GWEN IFILL: Let me ask you all three one question.
GWEN IFILL: I would like all of you to respond to this, because I have been wondering this myself.
Is what we're seeing, this debate we're seeing now, any different or more lethal than what we have seen -- we're all old enough to remember the debate about Catholicism when John Kennedy ran for president or the debates about anti-Semitism which perk up from time -- pop up from time to time. Is what we're seeing now -- and I will start with you, Cynthia Mahmood -- more difficult, more dangerous than the kind of debates we have seen before?
CYNTHIA MAHMOOD: I think the better -- the better parallel is to the red scare of the '50s, to the McCarthy era, because that is how Islam in America is often talked about, as if it is a spreading menace, perhaps a virus, that could undermine our entire civilization.
In fact, some of the talk even has spread to our president, that, somehow, perhaps he is secretly a Muslim. We have to investigate. We have to find out. There have to be commissions. We -- every mosque that is built, every community center has to be checked out for the funding, for this, for that.
And, of course, to a degree, that's true, but not to the emotional level to which it's been brought. And I think that, as one who has studied war and violence during the whole of my professional life, this can spark a very lethal downward spiral, when we cannot view the cultural and religious other in any terms other than as the enemy. That's the beginning of...
GWEN IFILL: Let me ask...
GWEN IFILL: Well, let me ask Mr. An-Na'im that as well.
ABDULLAHI AN-NA'IM: I don't think that it is different from previous cycles of controversial religious communities. In that respect, I think this is healthy, because like -- you know, fear is very human and fear of the unknown is very human. And it's also human and humane to overcome our fear by knowing the other. And we have seen it with Catholics, with Jews, with Mormons.

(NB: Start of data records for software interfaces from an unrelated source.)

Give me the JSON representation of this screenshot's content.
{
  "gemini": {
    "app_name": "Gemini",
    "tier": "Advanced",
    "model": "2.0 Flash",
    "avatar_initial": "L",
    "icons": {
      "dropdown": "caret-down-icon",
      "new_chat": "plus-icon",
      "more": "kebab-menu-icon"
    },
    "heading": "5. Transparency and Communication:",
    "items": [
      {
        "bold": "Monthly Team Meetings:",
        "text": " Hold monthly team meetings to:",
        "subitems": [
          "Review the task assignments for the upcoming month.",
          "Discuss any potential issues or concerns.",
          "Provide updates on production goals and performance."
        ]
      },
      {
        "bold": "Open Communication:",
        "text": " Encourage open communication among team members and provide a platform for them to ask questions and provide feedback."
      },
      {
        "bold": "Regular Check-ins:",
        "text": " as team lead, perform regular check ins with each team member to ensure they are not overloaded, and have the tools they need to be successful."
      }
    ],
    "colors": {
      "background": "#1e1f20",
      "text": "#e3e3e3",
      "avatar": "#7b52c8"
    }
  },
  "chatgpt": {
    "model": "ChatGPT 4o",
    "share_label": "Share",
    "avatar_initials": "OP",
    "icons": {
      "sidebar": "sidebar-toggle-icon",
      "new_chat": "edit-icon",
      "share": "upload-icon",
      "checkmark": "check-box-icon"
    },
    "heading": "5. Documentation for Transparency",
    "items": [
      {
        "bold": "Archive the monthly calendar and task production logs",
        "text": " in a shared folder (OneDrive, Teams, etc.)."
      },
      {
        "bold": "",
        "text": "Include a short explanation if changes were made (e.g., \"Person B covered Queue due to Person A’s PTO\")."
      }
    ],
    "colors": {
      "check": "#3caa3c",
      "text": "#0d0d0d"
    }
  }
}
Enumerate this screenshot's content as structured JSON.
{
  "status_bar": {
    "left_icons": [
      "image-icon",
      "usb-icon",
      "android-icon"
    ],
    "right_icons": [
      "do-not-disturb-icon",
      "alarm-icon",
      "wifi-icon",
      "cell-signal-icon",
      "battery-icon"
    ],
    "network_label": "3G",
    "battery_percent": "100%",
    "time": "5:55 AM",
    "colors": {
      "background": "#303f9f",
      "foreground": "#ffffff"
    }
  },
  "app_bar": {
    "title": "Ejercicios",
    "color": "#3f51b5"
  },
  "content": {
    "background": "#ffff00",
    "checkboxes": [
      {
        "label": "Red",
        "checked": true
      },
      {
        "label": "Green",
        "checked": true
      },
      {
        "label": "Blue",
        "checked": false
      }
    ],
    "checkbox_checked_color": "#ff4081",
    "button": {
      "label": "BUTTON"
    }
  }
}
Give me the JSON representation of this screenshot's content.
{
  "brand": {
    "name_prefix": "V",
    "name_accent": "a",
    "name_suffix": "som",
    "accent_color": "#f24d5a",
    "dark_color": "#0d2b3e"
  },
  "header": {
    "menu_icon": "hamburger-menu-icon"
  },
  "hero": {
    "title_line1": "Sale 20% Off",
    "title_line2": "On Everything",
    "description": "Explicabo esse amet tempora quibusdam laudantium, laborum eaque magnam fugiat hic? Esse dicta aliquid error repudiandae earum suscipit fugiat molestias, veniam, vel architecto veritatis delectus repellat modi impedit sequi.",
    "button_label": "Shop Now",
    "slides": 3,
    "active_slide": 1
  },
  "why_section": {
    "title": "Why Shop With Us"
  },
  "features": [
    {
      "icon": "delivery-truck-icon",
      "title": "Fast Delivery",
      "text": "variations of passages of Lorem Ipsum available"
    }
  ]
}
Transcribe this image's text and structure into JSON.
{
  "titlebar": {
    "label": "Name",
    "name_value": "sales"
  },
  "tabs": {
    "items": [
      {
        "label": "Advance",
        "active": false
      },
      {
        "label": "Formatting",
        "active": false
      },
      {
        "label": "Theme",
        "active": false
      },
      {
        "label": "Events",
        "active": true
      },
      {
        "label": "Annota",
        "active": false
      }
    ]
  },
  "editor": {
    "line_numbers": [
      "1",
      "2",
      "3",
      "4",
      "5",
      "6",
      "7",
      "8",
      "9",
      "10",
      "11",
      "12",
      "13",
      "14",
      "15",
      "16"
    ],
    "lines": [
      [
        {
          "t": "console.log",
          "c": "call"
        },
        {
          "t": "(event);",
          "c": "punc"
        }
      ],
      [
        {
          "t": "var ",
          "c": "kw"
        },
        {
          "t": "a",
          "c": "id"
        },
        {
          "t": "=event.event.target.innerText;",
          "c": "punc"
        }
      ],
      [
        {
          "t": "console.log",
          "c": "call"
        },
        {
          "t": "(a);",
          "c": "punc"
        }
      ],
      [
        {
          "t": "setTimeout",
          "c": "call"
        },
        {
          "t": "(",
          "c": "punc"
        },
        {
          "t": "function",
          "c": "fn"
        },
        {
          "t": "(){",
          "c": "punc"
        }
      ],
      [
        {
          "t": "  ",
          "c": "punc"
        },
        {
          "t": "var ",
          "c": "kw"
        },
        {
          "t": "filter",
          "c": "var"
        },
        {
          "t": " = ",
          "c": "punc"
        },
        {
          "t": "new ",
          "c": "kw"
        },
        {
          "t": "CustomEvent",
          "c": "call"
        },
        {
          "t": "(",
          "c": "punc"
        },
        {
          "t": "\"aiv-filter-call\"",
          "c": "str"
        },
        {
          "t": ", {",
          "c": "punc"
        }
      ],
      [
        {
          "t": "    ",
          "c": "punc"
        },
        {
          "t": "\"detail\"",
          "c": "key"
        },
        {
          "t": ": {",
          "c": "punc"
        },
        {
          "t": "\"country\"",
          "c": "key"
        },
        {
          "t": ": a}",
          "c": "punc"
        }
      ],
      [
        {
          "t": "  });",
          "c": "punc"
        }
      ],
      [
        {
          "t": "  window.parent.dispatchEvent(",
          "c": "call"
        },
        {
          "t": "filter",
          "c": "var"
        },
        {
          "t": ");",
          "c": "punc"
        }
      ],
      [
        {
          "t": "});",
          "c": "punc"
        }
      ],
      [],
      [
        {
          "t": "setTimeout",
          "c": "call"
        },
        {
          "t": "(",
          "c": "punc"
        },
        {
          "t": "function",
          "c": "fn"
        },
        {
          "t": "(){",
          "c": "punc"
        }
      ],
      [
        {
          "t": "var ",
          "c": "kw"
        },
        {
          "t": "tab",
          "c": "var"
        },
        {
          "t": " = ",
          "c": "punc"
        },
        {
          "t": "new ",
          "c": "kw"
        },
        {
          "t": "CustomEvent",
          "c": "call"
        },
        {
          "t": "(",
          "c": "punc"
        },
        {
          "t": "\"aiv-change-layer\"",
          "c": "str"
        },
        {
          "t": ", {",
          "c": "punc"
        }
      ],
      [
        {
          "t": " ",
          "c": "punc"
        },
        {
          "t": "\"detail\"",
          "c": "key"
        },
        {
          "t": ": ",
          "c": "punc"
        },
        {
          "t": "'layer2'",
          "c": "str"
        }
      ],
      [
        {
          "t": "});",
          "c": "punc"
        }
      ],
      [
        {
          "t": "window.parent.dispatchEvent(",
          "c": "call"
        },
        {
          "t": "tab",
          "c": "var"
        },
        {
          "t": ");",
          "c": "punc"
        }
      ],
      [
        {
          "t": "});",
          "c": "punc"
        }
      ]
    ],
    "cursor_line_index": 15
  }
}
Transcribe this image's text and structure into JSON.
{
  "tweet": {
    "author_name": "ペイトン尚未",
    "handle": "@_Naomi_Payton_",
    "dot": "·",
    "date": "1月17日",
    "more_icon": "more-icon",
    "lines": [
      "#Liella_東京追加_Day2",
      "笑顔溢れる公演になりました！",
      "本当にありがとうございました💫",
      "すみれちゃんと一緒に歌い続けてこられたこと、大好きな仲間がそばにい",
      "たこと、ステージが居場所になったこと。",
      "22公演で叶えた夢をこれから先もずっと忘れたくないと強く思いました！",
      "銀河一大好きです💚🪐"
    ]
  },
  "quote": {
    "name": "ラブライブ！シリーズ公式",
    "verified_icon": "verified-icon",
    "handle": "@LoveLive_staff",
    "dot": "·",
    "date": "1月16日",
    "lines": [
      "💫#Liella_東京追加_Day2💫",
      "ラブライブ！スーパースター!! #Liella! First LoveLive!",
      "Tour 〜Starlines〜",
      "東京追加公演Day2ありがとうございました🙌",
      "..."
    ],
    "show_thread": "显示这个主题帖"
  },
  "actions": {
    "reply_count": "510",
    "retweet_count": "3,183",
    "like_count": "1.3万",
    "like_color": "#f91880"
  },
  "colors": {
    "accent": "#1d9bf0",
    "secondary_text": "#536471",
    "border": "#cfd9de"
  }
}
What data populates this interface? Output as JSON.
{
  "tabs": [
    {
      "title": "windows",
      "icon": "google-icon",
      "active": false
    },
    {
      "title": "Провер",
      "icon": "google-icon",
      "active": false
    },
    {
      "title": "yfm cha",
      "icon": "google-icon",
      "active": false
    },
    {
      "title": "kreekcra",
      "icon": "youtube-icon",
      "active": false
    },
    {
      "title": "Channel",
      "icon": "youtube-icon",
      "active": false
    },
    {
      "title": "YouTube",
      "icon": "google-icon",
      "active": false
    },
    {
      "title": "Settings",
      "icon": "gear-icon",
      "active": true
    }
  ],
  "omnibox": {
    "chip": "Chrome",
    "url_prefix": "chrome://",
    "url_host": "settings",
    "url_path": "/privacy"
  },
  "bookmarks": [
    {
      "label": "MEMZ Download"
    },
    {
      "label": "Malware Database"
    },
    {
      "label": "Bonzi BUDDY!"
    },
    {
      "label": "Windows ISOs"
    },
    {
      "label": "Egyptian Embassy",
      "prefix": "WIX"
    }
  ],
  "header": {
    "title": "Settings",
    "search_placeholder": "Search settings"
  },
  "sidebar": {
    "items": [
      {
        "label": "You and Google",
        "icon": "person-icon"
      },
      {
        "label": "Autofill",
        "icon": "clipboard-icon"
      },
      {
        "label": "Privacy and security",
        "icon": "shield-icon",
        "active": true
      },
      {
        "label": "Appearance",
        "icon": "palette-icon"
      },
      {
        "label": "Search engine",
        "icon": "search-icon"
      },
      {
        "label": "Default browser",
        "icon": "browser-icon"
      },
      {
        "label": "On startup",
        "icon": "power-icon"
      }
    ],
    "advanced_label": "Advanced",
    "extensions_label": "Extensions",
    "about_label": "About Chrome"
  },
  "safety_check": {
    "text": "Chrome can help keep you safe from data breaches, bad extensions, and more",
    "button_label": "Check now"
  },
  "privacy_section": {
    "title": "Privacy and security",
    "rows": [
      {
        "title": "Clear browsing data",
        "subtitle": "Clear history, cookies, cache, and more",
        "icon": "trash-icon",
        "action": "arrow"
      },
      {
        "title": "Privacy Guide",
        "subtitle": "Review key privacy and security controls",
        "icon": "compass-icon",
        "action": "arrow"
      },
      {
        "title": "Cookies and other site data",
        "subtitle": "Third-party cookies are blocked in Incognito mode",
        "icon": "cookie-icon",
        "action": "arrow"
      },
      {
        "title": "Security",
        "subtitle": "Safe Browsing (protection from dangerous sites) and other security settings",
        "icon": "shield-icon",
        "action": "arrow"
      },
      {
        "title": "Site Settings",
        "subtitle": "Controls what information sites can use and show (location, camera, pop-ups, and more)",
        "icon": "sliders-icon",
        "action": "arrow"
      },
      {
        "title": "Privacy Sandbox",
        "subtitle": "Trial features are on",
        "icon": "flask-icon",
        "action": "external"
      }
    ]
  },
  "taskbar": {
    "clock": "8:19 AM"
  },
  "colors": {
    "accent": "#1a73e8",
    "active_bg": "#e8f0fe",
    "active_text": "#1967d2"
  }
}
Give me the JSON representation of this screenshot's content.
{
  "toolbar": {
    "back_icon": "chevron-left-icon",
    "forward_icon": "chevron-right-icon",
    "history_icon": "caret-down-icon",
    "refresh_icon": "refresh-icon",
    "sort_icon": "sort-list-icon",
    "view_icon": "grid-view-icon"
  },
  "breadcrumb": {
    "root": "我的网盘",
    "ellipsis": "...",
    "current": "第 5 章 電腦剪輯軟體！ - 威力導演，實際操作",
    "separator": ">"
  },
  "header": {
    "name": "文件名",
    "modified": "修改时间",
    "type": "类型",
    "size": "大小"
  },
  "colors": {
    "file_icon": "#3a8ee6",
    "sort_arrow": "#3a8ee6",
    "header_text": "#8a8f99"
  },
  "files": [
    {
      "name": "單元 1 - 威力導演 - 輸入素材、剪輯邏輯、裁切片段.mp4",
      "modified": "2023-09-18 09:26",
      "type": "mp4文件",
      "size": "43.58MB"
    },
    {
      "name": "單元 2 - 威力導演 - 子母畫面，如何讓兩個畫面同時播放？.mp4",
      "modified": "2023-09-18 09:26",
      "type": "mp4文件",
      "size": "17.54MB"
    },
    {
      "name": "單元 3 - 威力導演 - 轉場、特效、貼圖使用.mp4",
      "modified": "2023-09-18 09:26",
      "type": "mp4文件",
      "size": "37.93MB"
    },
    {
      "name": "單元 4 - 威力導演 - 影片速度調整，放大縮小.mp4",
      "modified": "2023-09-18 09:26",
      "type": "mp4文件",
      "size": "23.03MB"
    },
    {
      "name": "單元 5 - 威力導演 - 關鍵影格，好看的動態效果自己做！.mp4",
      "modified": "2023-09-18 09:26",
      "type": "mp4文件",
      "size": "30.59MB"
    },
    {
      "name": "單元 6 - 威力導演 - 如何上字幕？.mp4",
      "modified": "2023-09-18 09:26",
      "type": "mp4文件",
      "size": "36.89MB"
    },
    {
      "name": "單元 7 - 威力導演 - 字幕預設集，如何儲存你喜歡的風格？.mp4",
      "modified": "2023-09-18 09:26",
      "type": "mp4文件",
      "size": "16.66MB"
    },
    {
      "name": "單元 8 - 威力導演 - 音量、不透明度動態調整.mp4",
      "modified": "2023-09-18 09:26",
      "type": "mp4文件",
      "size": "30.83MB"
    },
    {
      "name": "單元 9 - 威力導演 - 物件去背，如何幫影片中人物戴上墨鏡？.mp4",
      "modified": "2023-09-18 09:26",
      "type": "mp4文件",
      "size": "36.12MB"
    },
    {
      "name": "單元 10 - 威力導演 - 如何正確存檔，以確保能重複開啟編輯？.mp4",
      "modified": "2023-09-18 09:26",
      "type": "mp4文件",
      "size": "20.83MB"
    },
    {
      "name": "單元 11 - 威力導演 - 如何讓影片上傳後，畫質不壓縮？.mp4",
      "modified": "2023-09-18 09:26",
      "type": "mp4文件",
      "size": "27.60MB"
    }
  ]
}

And I think Cynthia's point about the red scare is also accurate. But the point for me is the process of debate and how that process of debate is a way of building a national consensus around fundamental principles that we all agree to live by.
And I see of building a national consensus around from the principle that we all agree to live by. I see this current debate as part of that historical American phenomenon of debating issues, including today this stem cell research controversy. That is how we get to know, we get to understand, and, ultimately, we get to agree on what to do.
GWEN IFILL: Reverend Gaddy.
REV. WELTON GADDY: Gwen, I believe it is more lethal. It's not more lethal in relation to Jews globally, because we know about the deaths there. But I think it's more lethal in the United States itself, because there are still visions of 9/11 in everyone's mind. And the assumption is that these people who are different, if you don't know them, if you don't know their religion, are just like those people who want to do us in.
And, so, we're seeing, even in a debate over property, tempers and attitudes reach disproportionate levels, to the point that people are willing to do violence even...
GWEN IFILL: All right.
REV. WELTON GADDY: ... about something that ought to be resolved by conversation.
GWEN IFILL: Reverend Welton Gaddy, Cynthia Mahmood, and Abdullahi An-Na'im, thank you all very much.
CYNTHIA MAHMOOD: Thank you.
ABDULLAHI AN-NA'IM: Thank you.